You’ll forgive me if I am slightly reticent of Honda’s newest claim to be on par with Mercedes in their ERS portion of the McLaren power unit. It’ not that making it into Q3 in three of the last four races hasn’t been a welcome and positive move forward, it’s just that we’ve heard these claims in the past without results to back them up.
It’s true that those multiple boasts of being on par with Ferrari were made by the former Honda F1 boss and that these new claims are from Honda F1 chief Yusuke Hasagawa but I am still a little hesitant to go all-in on this claim of parity with Mercedes.
“From an energy recovery system point of view, we have already achieved our target, which is already on Mercedes level,” Honda F1 chief Yusuke Hasagawa said.
“Our recovery system’s performance is not very different to the top teams, I am very confident about that.
“The energy recovery has already doubled from last year and is achieving at the top level.
“I can’t tell if it is better than others, but it’s reasonable to say it’s a very even area.
“It is incredible we have achieved that in two to three years, where others have taken seven to eight years.”
There is no doubt that I want this to be true and even though I am a Ferrari fan, McLaren is hugely important to me when considering the ingredient list of how to bake the perfect Formula 1 cake.

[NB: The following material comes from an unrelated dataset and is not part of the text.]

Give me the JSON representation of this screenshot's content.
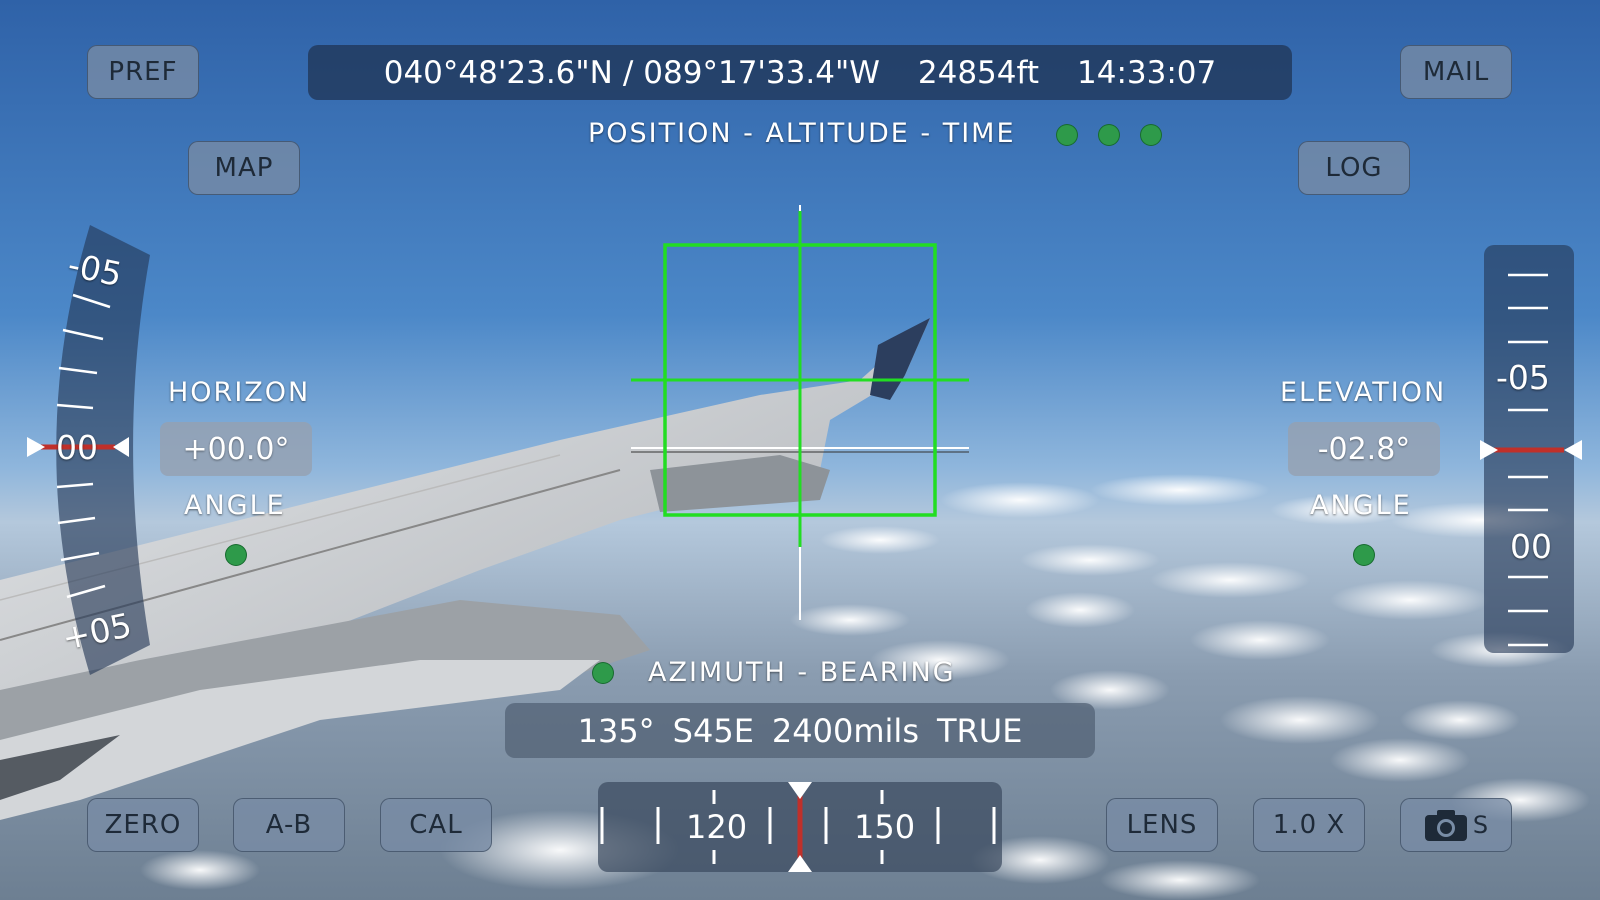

I’m very happy for Mercedes and their recent domination of the sport but teams like Red Bull, McLaren and Williams are vitally important in the F1 recipe. These privateers are essential ingredients and while Mercedes and Ferrari may be the flour and water, I would argue that these garagistas are the eggs, sugar, vanilla extract and icing without whom our F1 cake would be a doughy mess.
Honda has 12 tokens left for development this season and are keen to add upgrades to their ICE (internal combustion engine). This is good. Having listened to the Honda/McLaren car these last two USGP’s in Austin, they sound different than any other car on the grid. More visceral, more guttural and I like it!
“There is always some room to improve, but definitely we need to concentrate more on the internal combustion engine performance,” Hasegawa said.
“We don’t have enough performance in an update [yet] so we can’t introduce it.
“In some of the individual experimental tests we see some of the benefits, but we can’t prove it as a complete engine.”
“We don’t have enough time to change everything – we don’t have enough tokens – so we will just introduce some of the additive parts.”
No doubt the componentry of a current F1 power unit makes this upgrading process complicated but as we move toward 2017, I think the developments are essential and even though we may have a doughy mess right now, let us hope that the cake can really improve for next year with McLaren finally delivering the icing, if not the heat, needed to delight our racing palettes. Yes, F1 has bread but…”Qu’ils mangent de la brioche.”
Hat Tip: AUTOSPORT